Start of RECORDS FOR THIS TASK

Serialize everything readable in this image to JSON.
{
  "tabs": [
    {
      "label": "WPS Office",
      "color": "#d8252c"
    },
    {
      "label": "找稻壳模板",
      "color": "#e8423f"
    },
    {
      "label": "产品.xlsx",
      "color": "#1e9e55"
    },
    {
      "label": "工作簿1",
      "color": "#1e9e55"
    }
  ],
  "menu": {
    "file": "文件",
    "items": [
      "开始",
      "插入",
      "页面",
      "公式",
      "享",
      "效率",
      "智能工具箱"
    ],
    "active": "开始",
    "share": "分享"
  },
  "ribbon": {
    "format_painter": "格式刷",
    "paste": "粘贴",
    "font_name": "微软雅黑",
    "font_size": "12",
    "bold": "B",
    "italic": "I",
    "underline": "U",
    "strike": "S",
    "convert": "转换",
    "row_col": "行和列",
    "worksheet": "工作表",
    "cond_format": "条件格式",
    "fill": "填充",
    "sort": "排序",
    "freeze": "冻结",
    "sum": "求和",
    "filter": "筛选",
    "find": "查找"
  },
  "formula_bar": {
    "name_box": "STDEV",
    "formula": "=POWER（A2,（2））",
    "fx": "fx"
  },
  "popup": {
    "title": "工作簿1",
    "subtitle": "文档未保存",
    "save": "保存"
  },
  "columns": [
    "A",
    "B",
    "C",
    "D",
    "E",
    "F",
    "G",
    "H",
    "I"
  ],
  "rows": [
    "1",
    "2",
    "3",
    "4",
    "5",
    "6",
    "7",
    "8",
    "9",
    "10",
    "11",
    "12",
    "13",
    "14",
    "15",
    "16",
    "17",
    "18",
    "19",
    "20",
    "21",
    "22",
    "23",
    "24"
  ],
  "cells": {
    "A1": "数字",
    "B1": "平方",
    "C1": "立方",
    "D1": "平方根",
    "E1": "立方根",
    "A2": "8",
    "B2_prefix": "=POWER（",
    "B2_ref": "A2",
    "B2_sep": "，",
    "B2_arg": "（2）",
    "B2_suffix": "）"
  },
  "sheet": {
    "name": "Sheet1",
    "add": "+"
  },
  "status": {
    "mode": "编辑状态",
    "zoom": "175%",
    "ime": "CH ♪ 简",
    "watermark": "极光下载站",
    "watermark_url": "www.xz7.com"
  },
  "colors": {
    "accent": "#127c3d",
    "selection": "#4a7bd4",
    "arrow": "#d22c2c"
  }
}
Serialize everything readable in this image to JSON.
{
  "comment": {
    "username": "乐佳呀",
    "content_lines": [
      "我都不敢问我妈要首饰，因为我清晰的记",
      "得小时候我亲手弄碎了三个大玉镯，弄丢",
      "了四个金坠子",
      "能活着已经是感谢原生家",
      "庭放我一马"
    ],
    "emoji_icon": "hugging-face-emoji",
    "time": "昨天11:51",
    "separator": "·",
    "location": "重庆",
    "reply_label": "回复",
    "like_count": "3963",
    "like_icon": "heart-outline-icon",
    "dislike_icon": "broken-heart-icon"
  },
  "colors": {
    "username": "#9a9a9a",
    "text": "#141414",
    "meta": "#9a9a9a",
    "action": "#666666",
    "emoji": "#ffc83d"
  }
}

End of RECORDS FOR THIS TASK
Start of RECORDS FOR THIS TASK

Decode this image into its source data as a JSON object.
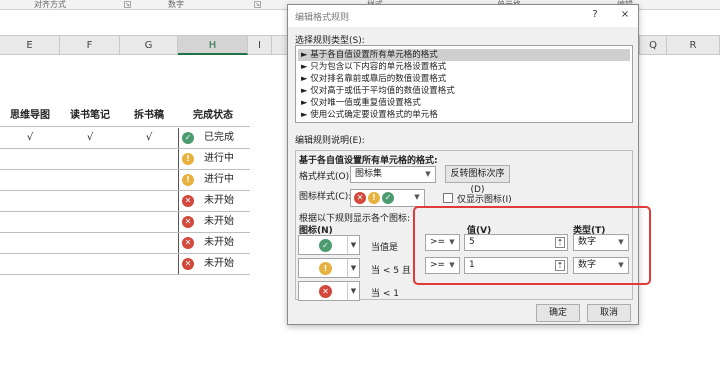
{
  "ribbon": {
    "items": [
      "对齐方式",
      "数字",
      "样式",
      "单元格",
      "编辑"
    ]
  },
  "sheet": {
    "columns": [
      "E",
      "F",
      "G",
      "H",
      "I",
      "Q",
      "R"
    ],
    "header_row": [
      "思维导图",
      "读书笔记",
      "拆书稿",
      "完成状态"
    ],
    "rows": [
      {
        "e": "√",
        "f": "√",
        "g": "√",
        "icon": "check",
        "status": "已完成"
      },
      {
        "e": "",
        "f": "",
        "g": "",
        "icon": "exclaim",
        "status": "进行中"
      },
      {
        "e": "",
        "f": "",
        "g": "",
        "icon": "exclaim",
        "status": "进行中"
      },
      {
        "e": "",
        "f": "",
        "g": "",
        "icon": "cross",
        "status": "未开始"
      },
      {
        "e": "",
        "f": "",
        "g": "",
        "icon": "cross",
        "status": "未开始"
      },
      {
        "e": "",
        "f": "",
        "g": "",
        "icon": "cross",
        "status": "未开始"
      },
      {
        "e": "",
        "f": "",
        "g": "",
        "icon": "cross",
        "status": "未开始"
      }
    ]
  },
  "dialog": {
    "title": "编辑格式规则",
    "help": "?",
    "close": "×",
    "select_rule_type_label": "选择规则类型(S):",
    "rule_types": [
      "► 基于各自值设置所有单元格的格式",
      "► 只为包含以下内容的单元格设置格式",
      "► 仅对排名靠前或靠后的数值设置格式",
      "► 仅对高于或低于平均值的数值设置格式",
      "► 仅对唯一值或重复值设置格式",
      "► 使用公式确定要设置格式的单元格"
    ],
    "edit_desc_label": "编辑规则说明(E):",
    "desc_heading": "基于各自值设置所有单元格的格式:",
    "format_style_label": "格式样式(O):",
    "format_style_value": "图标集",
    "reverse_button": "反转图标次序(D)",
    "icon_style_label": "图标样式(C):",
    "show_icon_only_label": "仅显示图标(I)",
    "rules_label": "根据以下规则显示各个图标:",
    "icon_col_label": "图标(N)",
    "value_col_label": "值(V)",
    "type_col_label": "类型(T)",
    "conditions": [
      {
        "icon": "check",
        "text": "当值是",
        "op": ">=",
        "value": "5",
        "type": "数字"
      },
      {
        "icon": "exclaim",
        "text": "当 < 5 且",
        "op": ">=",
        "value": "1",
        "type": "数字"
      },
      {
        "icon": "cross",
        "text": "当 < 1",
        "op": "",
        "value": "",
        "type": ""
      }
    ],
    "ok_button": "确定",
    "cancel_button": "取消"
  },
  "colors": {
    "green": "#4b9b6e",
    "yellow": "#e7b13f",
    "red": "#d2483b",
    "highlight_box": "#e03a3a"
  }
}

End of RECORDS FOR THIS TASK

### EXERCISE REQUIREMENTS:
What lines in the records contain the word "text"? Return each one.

### SOLVED PROBLEM:
    "text": "#141414",
        "text": "当值是",
        "text": "当 < 5 且",
        "text": "当 < 1",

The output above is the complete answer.